(Interface dataset entries)
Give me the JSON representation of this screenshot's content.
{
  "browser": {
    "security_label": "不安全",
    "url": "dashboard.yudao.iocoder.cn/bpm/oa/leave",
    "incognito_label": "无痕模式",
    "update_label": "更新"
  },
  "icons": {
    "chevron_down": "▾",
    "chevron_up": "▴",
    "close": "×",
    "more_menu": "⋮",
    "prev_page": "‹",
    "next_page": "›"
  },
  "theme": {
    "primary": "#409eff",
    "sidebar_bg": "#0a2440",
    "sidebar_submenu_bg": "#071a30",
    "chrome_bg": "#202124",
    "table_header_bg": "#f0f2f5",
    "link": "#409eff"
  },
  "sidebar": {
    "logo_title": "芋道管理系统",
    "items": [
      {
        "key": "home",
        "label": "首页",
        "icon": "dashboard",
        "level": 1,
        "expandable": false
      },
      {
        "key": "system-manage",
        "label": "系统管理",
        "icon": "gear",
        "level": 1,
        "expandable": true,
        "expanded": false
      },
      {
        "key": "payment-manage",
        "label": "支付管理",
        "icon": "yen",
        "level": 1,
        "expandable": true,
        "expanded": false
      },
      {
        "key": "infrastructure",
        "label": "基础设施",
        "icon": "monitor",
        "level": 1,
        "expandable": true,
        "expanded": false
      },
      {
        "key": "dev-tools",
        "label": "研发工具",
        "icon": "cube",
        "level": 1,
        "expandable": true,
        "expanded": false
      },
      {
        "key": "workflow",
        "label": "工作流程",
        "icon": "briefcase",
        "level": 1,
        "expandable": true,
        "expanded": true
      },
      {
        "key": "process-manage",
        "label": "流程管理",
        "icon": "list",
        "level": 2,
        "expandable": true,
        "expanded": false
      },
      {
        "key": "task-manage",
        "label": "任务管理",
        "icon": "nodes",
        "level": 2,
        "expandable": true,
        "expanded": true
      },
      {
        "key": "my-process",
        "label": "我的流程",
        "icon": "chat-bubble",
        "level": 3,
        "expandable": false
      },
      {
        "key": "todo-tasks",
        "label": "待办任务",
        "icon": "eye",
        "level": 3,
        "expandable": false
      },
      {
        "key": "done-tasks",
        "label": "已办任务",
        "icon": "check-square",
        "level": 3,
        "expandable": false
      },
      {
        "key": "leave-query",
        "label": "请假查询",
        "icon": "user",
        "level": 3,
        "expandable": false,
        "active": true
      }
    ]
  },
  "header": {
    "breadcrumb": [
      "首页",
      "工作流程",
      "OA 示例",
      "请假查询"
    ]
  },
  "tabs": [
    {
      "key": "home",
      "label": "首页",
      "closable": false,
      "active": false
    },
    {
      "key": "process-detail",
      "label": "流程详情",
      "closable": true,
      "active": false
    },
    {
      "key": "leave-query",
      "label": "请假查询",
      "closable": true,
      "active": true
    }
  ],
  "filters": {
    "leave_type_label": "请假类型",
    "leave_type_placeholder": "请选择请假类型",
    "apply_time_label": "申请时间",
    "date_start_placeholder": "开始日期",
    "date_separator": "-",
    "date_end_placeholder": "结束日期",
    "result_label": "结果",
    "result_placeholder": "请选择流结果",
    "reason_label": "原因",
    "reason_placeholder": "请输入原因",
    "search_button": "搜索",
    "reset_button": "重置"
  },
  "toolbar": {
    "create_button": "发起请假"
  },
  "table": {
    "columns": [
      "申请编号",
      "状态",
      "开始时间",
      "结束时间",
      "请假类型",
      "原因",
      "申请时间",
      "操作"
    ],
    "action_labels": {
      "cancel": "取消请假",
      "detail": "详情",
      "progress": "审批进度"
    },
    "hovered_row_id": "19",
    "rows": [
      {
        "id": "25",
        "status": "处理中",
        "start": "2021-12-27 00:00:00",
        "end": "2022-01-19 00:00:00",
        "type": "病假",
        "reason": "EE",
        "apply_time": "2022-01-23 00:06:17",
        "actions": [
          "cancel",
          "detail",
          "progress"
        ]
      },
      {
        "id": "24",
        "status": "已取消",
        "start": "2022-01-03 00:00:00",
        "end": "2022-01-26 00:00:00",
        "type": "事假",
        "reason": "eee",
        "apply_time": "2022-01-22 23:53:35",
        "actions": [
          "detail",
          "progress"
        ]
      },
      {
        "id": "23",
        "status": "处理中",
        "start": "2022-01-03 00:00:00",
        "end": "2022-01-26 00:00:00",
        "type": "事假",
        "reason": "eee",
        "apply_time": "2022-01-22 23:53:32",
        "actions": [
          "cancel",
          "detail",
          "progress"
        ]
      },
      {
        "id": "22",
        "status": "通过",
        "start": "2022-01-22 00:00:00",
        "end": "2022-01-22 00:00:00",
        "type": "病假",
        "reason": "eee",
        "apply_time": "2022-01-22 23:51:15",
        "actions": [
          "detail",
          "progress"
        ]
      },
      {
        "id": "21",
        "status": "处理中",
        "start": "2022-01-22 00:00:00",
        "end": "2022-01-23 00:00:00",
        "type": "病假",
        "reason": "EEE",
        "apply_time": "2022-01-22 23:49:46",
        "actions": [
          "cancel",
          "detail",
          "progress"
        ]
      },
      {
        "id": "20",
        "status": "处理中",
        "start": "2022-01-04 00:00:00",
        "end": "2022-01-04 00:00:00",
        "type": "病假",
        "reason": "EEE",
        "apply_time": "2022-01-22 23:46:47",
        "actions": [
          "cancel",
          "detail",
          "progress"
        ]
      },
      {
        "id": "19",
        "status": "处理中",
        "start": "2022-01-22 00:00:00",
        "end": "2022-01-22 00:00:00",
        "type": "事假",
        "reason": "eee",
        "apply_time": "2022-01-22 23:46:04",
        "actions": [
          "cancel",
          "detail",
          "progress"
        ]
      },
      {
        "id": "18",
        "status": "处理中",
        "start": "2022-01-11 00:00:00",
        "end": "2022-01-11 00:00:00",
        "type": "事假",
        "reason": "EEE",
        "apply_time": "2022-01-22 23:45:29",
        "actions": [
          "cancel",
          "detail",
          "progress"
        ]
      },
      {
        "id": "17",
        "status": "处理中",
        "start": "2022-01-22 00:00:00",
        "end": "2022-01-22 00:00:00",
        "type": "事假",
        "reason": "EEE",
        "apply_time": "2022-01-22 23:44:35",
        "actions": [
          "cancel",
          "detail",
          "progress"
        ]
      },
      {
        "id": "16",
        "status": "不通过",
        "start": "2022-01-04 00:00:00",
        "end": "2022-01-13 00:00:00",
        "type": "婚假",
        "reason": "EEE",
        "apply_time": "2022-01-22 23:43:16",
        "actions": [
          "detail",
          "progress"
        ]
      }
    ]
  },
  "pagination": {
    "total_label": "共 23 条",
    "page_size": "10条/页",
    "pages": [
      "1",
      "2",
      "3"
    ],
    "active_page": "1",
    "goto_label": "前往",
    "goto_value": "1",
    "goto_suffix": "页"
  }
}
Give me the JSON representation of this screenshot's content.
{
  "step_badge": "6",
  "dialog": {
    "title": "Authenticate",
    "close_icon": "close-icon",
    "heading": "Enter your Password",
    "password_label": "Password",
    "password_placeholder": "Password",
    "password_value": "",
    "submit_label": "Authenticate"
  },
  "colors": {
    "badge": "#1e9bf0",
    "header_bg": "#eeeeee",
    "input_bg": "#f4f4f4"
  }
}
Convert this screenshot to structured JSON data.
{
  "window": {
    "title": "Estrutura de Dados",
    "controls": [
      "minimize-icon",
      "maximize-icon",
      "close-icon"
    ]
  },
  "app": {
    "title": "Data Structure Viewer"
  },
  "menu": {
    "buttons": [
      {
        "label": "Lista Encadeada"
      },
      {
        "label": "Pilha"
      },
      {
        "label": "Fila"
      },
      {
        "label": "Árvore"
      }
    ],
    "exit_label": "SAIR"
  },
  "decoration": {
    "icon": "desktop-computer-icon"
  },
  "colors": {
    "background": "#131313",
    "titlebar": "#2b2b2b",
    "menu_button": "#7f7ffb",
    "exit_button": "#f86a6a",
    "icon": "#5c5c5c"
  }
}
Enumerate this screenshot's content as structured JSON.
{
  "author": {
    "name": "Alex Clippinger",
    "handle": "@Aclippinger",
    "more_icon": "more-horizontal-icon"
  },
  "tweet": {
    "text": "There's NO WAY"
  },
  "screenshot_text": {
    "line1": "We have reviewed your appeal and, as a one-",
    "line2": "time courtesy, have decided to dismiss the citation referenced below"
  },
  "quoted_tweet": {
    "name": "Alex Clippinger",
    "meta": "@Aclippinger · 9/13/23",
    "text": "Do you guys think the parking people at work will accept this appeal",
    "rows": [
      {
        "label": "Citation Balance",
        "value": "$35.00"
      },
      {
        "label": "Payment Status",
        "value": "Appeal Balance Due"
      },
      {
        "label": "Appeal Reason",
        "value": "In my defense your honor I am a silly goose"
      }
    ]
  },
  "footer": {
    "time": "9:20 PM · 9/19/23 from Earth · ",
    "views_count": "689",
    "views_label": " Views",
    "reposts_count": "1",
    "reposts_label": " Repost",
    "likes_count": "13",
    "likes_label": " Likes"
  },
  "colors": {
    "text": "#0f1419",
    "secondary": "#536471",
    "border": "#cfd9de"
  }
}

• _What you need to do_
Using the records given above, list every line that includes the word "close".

• _Completed exercise_
    "close": "×",
    "close_icon": "close-icon",
      "close-icon"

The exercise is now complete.